There was a fine line, I discovered, between doing chesed and being taken advantage of, and that line was whether I was able to make an active choice. If I chose to extend myself so that my husband could learn or rest, that was fine; if I did so because I felt compelled to, that wasn’t fine.
Learning to acknowledge my needs and not extend myself to the point of resentment helped me in other areas as well. One day, I got an e-mail from my brother asking me to tell my father something. “You can tell him yourself,” I wrote back. “I’m not the family switchboard.”
When my mother called me frantically and told me that I must call my sister and find out why she was upset at her, I said, “Ma, I think it would be better if you spoke to her directly.”
She begged me to call, but I remained firm yet respectful in my refusal to be dragged into the dynamic.

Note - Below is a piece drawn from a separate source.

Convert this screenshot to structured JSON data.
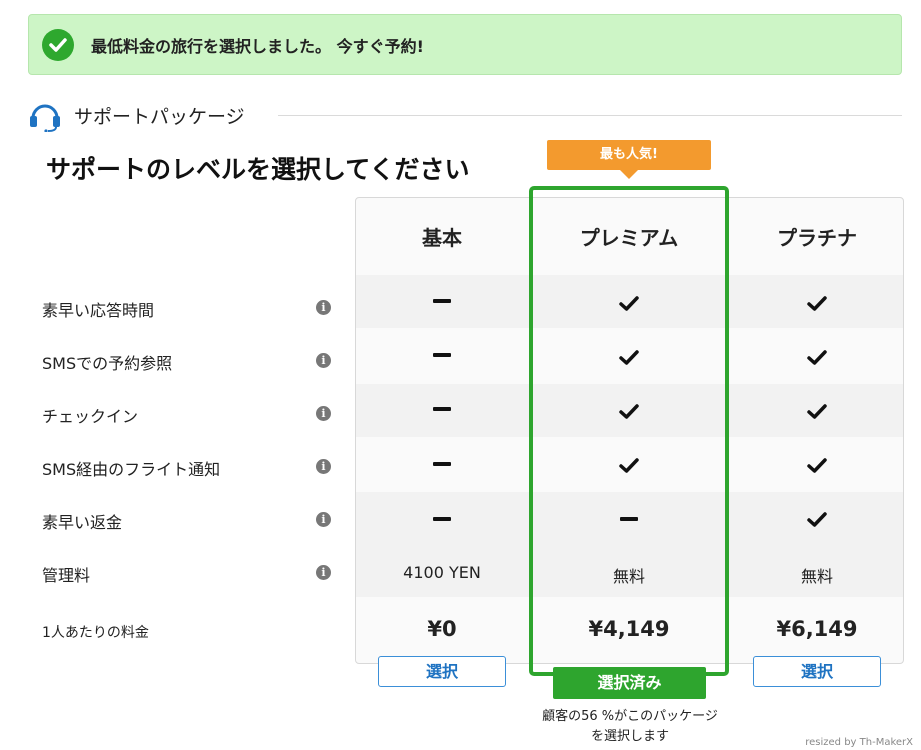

At work, I was still the team member who most often picked up the slack — but the difference was that I learned to do it of my own volition, using seichel. If I filled in for a colleague, it was because I was choosing to go the extra mile, not because I was required to. And if doing that chesed came at too high a cost to me or my family, I could decline and not feel guilty.
It took a few years for Zevy and me to get it right. I learned to identify my needs, communicate what I wanted, and stop overcompensating for the people around me, while he learned to tune in to me, anticipate my needs, and become an equal partner in our home. Today, he’s much more involved in childcare and the running of the house, and he’s actually happier that way. So am I.
If there’s one thing I learned from this process, it’s that the opposite of the wrong thing isn’t necessarily the right thing. When I stood under the chuppah, I was determined to build a good marriage, but I didn’t know what a good marriage looked like. Going to the other extreme to avoid the mistakes my parents made just caused me to make different mistakes, which could have proven just as damaging in the long run.
My parents didn’t know how to communicate and work things out — and neither did I. Baruch Hashem, I learned how to do it before it was too late.
(Originally featured in Mishpacha Issue 644)To have your story retold by C. Saphir, e-mail a brief synopsis to firstname.lastname@example.org or call +1.718.686.9339 extension 87204 and leave a message. Details will be changed to assure confidentiality.